New projector at FMU gives enhanced glimpse of the universe
As part of a nearly $800,000 grant from the National Aeronautics and Space Administration (NASA), the Dooley Planetarium at Francis Marion University (FMU) has undergone a series of renovations, which includes upgrading the star projector. The former projector, a Spitz model 512, was replaced with a Digistar 5 planetarium system in December 2014.
“The main goal of the grant program was to develop innovative ways to showcase NASA to the public,” said Dr. Jeanette Myers, associate professor of astronomy and director of Dooley Planetarium.
The grant, created specifically for science centers, planetariums, museums and visitor centers, was obtained in partnership with ScienceSouth. It covers the cost and maintenance of the new projector and will also fund the operational costs of presentations for a three year period. The new projector will also incorporate content from NASA.
“We have access to the latest images and movies from NASA’s Solar Dynamic Observatory as well as many of the Science on a Sphere datasets from the National Oceanic and Atmospheric Administration,” said Myers. “A few science museums across the country have these large spheres that they project these data sets onto, but with the Digistar 5 system, these data sets are mapped onto an Earth sphere which we can manipulate to show any side to the audience.”
Myers said the digital planetarium system’s features are what excite her most about the renovation.
“The Spitz-512 star projector we had could only produce a static star field and had additional mirrors for projecting the sun, moon, and planets,” said Myers. “Although it produced a great looking star field, it was very limited when compared to the new features.”
The digital projector also allows for a customizable star field.

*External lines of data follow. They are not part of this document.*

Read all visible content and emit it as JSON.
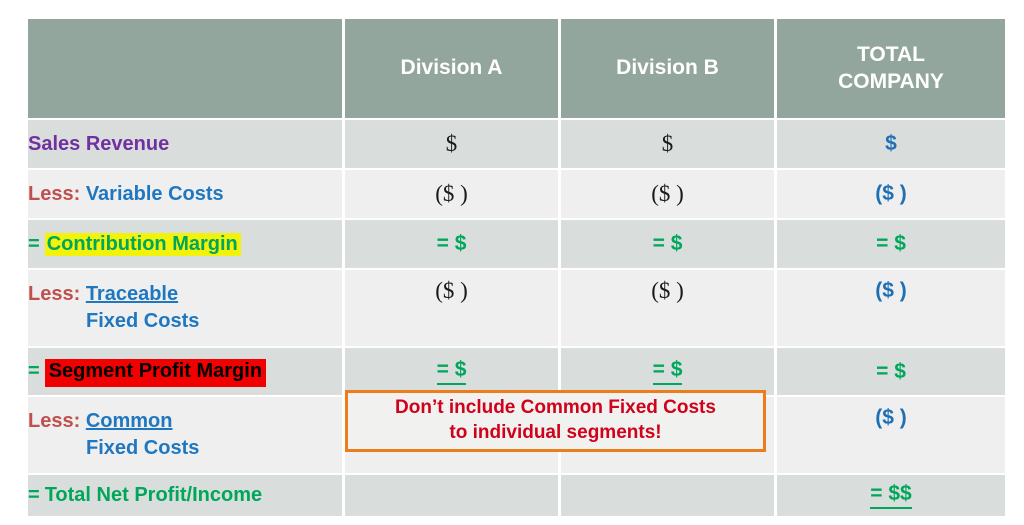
{
  "table": {
    "header": {
      "corner_label": "",
      "columns": [
        "Division A",
        "Division B",
        "TOTAL\nCOMPANY"
      ],
      "col_division_a": "Division A",
      "col_division_b": "Division B",
      "col_total_line1": "TOTAL",
      "col_total_line2": "COMPANY"
    },
    "rows": [
      {
        "id": "sales-revenue",
        "label_full": "Sales Revenue",
        "prefix": "",
        "label_main": "Sales Revenue",
        "label_second_line": "",
        "division_a": "$",
        "division_b": "$",
        "total_company": "$"
      },
      {
        "id": "variable-costs",
        "label_full": "Less: Variable Costs",
        "prefix": "Less:",
        "label_main": "Variable Costs",
        "label_second_line": "",
        "division_a": "($ )",
        "division_b": "($ )",
        "total_company": "($ )"
      },
      {
        "id": "contribution-margin",
        "label_full": "= Contribution Margin",
        "prefix": "=",
        "label_main": "Contribution Margin",
        "label_second_line": "",
        "division_a": "= $",
        "division_b": "= $",
        "total_company": "= $"
      },
      {
        "id": "traceable-fixed-costs",
        "label_full": "Less: Traceable Fixed Costs",
        "prefix": "Less:",
        "label_main": "Traceable",
        "label_second_line": "Fixed Costs",
        "division_a": "($ )",
        "division_b": "($ )",
        "total_company": "($ )"
      },
      {
        "id": "segment-profit-margin",
        "label_full": "= Segment Profit Margin",
        "prefix": "=",
        "label_main": "Segment Profit Margin",
        "label_second_line": "",
        "division_a": "= $",
        "division_b": "= $",
        "total_company": "= $"
      },
      {
        "id": "common-fixed-costs",
        "label_full": "Less: Common Fixed Costs",
        "prefix": "Less:",
        "label_main": "Common",
        "label_second_line": "Fixed Costs",
        "division_a": "",
        "division_b": "",
        "total_company": "($ )"
      },
      {
        "id": "total-net-profit-income",
        "label_full": "= Total Net Profit/Income",
        "prefix": "=",
        "label_main": "Total Net Profit/Income",
        "label_second_line": "",
        "division_a": "",
        "division_b": "",
        "total_company": "= $$"
      }
    ]
  },
  "callout": {
    "line1": "Don’t include Common Fixed Costs",
    "line2": "to individual segments!"
  },
  "colors": {
    "header_background": "#93a69d",
    "row_shade_dark": "#d9dedc",
    "row_shade_light": "#eeefee",
    "purple": "#7030a0",
    "less_red": "#c0504d",
    "blue": "#1f77c0",
    "green": "#00a65a",
    "total_blue": "#1f6fb5",
    "highlight_yellow": "#f2f20a",
    "highlight_red": "#f20000",
    "callout_border_orange": "#ed7d1b",
    "callout_text_red": "#d0021b"
  }
}
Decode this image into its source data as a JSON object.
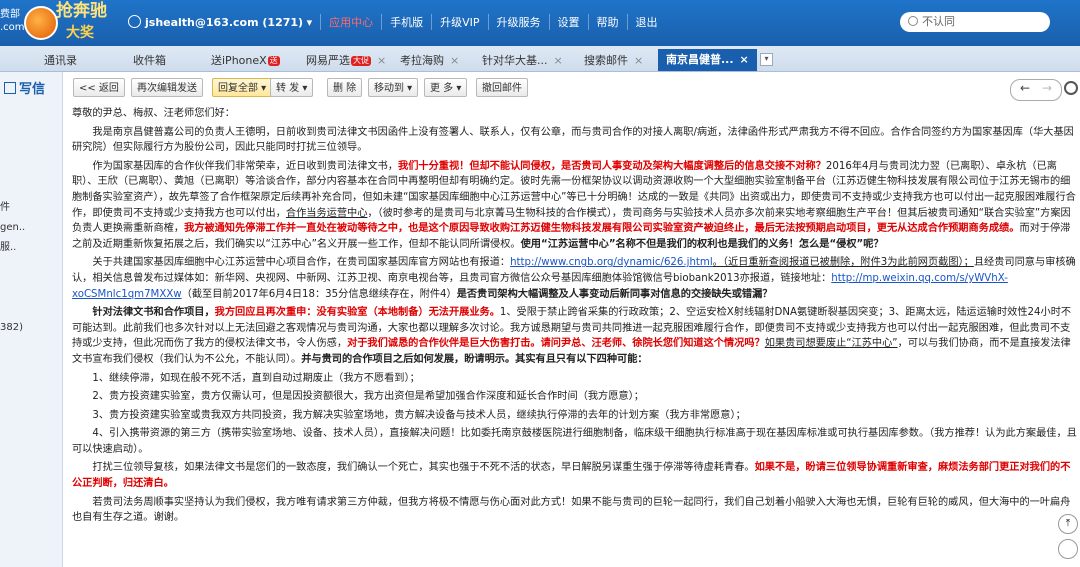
{
  "header": {
    "brand_left": "费部 .com",
    "logo_text": "抢奔驰",
    "logo_sub": "大奖",
    "account": "jshealth@163.com (1271)",
    "nav": [
      "应用中心",
      "手机版",
      "升级VIP",
      "升级服务",
      "设置",
      "帮助",
      "退出"
    ],
    "search_placeholder": "不认同"
  },
  "tabs": [
    {
      "label": "通讯录"
    },
    {
      "label": "收件箱"
    },
    {
      "label": "送iPhoneX"
    },
    {
      "label": "网易严选"
    },
    {
      "label": "考拉海购"
    },
    {
      "label": "针对华大基..."
    },
    {
      "label": "搜索邮件"
    },
    {
      "label": "南京昌健普..."
    }
  ],
  "tab_badges": {
    "iphone": "送",
    "yanxuan": "大促"
  },
  "sidebar": {
    "compose": "写信",
    "items": [
      "件",
      "gen..",
      "服..",
      "382)"
    ]
  },
  "toolbar": {
    "back": "<< 返回",
    "edit_resend": "再次编辑发送",
    "reply_all": "回复全部",
    "forward": "转 发",
    "delete": "删 除",
    "move_to": "移动到",
    "more": "更 多",
    "recall": "撤回邮件"
  },
  "email": {
    "greeting": "尊敬的尹总、梅叔、汪老师您们好：",
    "p1": "我是南京昌健普嘉公司的负责人王德明，日前收到贵司法律文书因函件上没有签署人、联系人，仅有公章，而与贵司合作的对接人离职/病逝，法律函件形式严肃我方不得不回应。合作合同签约方为国家基因库（华大基因研究院）但实际履行方为股份公司，因此只能同时打扰三位领导。",
    "p2_a": "作为国家基因库的合作伙伴我们非常荣幸，近日收到贵司法律文书，",
    "p2_red1": "我们十分重视！但却不能认同侵权，是否贵司人事变动及架构大幅度调整后的信息交接不对称？",
    "p2_b": "2016年4月与贵司沈力翌（已离职）、卓永杭（已离职）、王欣（已离职）、黄旭（已离职）等洽谈合作，部分内容基本在合同中再整明但却有明确约定。彼时先需一份框架协议以调动资源收购一个大型细胞实验室制备平台（江苏迈健生物科技发展有限公司位于江苏无锡市的细胞制备实验室资产），故先草签了合作框架原定后续再补充合同，但如未建“国家基因库细胞中心江苏运营中心”等已十分明确！达成的一致是《共同》出资或出力，即使贵司不支持或少支持我方也可以付出一起克服困难履行合作，即使贵司不支持或少支持我方也可以付出，",
    "p2_u": "合作当务运营中心",
    "p2_c": "，（彼时参考的是贵司与北京菁马生物科技的合作模式），贵司商务与实验技术人员亦多次前来实地考察细胞生产平台！但其后被贵司通知“联合实验室”方案因负责人更换需重新商榷，",
    "p2_red2": "我方被通知先停滞工作并一直处在被动等待之中，也是这个原因导致收购江苏迈健生物科技发展有限公司实验室资产被迫终止，最后无法按预期启动项目，更无从达成合作预期商务成绩。",
    "p2_d": "而对于停滞之前及近期重新恢复拓展之后，我们确实以“江苏中心”名义开展一些工作，但却不能认同所谓侵权。",
    "p2_bold": "使用“江苏运营中心”名称不但是我们的权利也是我们的义务！怎么是“侵权”呢？",
    "p3_a": "关于共建国家基因库细胞中心江苏运营中心项目合作，在贵司国家基因库官方网站也有报道：",
    "p3_link1": "http://www.cngb.org/dynamic/626.jhtml",
    "p3_u1": "。（近日重新查阅报道已被删除，附件3为此前网页截图）；",
    "p3_b": "且经贵司同意与审核确认，相关信息曾发布过媒体如：新华网、央视网、中新网、江苏卫视、南京电视台等，且贵司官方微信公众号基因库细胞体验馆微信号biobank2013亦报道，链接地址：",
    "p3_link2": "http://mp.weixin.qq.com/s/yWVhX-xoCSMnlc1qm7MXXw",
    "p3_c": "（截至目前2017年6月4日18：35分信息继续存在，附件4）",
    "p3_bold": "是否贵司架构大幅调整及人事变动后新同事对信息的交接缺失或错漏？",
    "p4_bold1": "针对法律文书和合作项目，",
    "p4_red1": "我方回应且再次重申：没有实验室（本地制备）无法开展业务。",
    "p4_a": "1、受限于禁止跨省采集的行政政策；2、空运安检X射线辐射DNA氨键断裂基因突变；3、距离太远，陆运运输时效性24小时不可能达到。此前我们也多次针对以上无法回避之客观情况与贵司沟通，大家也都以理解多次讨论。我方诚恳期望与贵司共同推进一起克服困难履行合作，即便贵司不支持或少支持我方也可以付出一起克服困难，但此贵司不支持或少支持，但此况而伤了我方的侵权法律文书，令人伤感，",
    "p4_red2": "对于我们诚恳的合作伙伴是巨大伤害打击。请问尹总、汪老师、徐院长您们知道这个情况吗？",
    "p4_u": "如果贵司想要废止“江苏中心”",
    "p4_b": "，可以与我们协商，而不是直接发法律文书宣布我们侵权（我们认为不公允，不能认同）。",
    "p4_bold2": "并与贵司的合作项目之后如何发展，盼请明示。其实有且只有以下四种可能：",
    "li1": "1、继续停滞，如现在般不死不活，直到自动过期废止（我方不愿看到）；",
    "li2": "2、贵方投资建实验室，贵方仅需认可，但是因投资额很大，我方出资但是希望加强合作深度和延长合作时间（我方愿意）；",
    "li3": "3、贵方投资建实验室或贵我双方共同投资，我方解决实验室场地，贵方解决设备与技术人员，继续执行停滞的去年的计划方案（我方非常愿意）；",
    "li4": "4、引入携带资源的第三方（携带实验室场地、设备、技术人员），直接解决问题！比如委托南京鼓楼医院进行细胞制备，临床级干细胞执行标准高于现在基因库标准或可执行基因库参数。（我方推荐！认为此方案最佳，且可以快速启动）。",
    "p5_a": "打扰三位领导复核，如果法律文书是您们的一致态度，我们确认一个死亡，其实也强于不死不活的状态，早日解脱另谋重生强于停滞等待虚耗青春。",
    "p5_red": "如果不是，盼请三位领导协调重新审查，麻烦法务部门更正对我们的不公正判断，归还清白。",
    "p6": "若贵司法务周顺事实坚持认为我们侵权，我方唯有请求第三方仲裁，但我方将极不情愿与伤心面对此方式！如果不能与贵司的巨轮一起同行，我们自己划着小船驶入大海也无惧，巨轮有巨轮的威风，但大海中的一叶扁舟也自有生存之道。谢谢。"
  },
  "colors": {
    "header_blue": "#1a5fad",
    "alert_red": "#e00000",
    "link_blue": "#1a55c8"
  }
}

New objects can be easily introduced by searching an extensive database and placed on display. The new system will also allow for a more interactive experience as there will be increasing opportunities for audiences to make requests.
The digital system will also help to improve students’ understanding of the universe by making a much easier display of astronomical events.

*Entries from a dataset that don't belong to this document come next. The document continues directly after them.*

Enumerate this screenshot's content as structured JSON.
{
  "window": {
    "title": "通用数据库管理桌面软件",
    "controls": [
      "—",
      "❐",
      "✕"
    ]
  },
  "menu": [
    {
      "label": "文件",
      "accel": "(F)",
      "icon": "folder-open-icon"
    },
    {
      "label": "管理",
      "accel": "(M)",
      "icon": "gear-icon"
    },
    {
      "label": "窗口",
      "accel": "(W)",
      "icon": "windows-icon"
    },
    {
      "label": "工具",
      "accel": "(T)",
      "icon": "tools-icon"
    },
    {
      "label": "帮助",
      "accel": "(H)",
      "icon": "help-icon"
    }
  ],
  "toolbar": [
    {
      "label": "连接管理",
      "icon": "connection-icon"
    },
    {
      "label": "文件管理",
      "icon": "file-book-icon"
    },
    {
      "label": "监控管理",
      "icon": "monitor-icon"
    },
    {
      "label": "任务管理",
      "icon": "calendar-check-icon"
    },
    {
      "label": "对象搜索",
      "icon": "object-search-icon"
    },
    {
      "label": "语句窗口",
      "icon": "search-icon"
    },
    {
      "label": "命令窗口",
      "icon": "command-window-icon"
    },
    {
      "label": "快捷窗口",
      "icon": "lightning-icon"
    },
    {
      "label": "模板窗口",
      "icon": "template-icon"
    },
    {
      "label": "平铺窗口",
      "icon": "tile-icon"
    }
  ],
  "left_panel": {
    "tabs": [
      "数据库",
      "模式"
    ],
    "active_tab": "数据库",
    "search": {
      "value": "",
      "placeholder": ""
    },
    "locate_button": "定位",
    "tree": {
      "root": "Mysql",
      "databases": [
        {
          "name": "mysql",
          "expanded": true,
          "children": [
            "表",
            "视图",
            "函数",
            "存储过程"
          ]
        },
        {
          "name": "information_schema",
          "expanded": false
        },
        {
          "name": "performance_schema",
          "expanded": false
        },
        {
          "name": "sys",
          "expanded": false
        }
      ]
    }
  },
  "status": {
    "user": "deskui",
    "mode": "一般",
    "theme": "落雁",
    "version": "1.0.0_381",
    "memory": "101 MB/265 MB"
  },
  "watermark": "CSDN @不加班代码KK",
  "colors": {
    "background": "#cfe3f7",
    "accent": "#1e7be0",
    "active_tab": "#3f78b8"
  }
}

“Common misconceptions can be easily addressed with this new system,” said Myers. “These digital systems are very similar to the astronomy software packages you can purchase for your own computer or smart phone, but the viewing surface is a 33-foot dome instead.”
Other upgrades include the incorporation of a 5.1 stereo sound system and LED lighting system. The lighting system lines the perimeter of the dome and has the ability to create customizable lighting displays that can be incorporated into the presentations. The Spitz projector has been donated to the South Carolina State Museum in Columbia and will be placed on display.
Star shows at Dooley Planetarium are free to the public and are created for general audiences. Special programs are periodically held at ScienceSouth for grades K-10. There will also be shows focusing on NASA’s research that involve more hands-on interaction. These shows will be held on designated Saturdays and are open to the public but require pre-registration. Special sidewalk observations are also held throughout the year in downtown Florence.
The first show featuring the Digistar 5 system held on Jan. 11 featuring a presentation entitled “Two Small Pieces of Glass” that was produced by the Carnegie Science Center, Imiloa Astronomy Center and Interstellar Studios. The next show is scheduled for Jan. 25 and is called “IBEX: Search for the Edge of the Solar System” produced by Adler Planetarium.
For more information about upcoming presentations at Dooley Planetarium, contact Dr. Jeanette Myers at (843)661-1441or email@example.com.